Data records

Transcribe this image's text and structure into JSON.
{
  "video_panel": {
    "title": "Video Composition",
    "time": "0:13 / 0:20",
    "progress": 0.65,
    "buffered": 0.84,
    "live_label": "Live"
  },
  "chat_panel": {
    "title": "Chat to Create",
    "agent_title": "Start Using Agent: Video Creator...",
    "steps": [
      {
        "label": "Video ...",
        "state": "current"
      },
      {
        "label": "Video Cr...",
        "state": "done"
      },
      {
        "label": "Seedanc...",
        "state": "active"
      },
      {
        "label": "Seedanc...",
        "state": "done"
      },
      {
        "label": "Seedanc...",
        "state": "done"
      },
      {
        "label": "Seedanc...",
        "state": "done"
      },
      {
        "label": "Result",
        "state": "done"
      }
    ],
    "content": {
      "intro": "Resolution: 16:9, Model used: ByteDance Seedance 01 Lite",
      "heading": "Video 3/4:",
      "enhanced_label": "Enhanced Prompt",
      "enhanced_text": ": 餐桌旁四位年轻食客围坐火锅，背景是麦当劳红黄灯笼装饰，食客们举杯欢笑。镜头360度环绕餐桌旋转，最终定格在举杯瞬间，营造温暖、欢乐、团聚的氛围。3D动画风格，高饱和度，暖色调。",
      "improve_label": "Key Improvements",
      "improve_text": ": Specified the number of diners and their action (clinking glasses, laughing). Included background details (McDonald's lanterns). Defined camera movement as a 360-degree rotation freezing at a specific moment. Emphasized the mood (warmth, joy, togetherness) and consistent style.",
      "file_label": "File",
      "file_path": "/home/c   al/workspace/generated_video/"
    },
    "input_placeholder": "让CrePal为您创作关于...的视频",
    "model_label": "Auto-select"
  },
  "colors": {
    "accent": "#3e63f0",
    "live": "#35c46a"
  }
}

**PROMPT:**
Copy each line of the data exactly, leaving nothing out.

**ANSWER FOR THIS EXERCISE:**
Transcribe this image's text and structure into JSON.
{
  "video_panel": {
    "title": "Video Composition",
    "time": "0:13 / 0:20",
    "progress": 0.65,
    "buffered": 0.84,
    "live_label": "Live"
  },
  "chat_panel": {
    "title": "Chat to Create",
    "agent_title": "Start Using Agent: Video Creator...",
    "steps": [
      {
        "label": "Video ...",
        "state": "current"
      },
      {
        "label": "Video Cr...",
        "state": "done"
      },
      {
        "label": "Seedanc...",
        "state": "active"
      },
      {
        "label": "Seedanc...",
        "state": "done"
      },
      {
        "label": "Seedanc...",
        "state": "done"
      },
      {
        "label": "Seedanc...",
        "state": "done"
      },
      {
        "label": "Result",
        "state": "done"
      }
    ],
    "content": {
      "intro": "Resolution: 16:9, Model used: ByteDance Seedance 01 Lite",
      "heading": "Video 3/4:",
      "enhanced_label": "Enhanced Prompt",
      "enhanced_text": ": 餐桌旁四位年轻食客围坐火锅，背景是麦当劳红黄灯笼装饰，食客们举杯欢笑。镜头360度环绕餐桌旋转，最终定格在举杯瞬间，营造温暖、欢乐、团聚的氛围。3D动画风格，高饱和度，暖色调。",
      "improve_label": "Key Improvements",
      "improve_text": ": Specified the number of diners and their action (clinking glasses, laughing). Included background details (McDonald's lanterns). Defined camera movement as a 360-degree rotation freezing at a specific moment. Emphasized the mood (warmth, joy, togetherness) and consistent style.",
      "file_label": "File",
      "file_path": "/home/c   al/workspace/generated_video/"
    },
    "input_placeholder": "让CrePal为您创作关于...的视频",
    "model_label": "Auto-select"
  },
  "colors": {
    "accent": "#3e63f0",
    "live": "#35c46a"
  }
}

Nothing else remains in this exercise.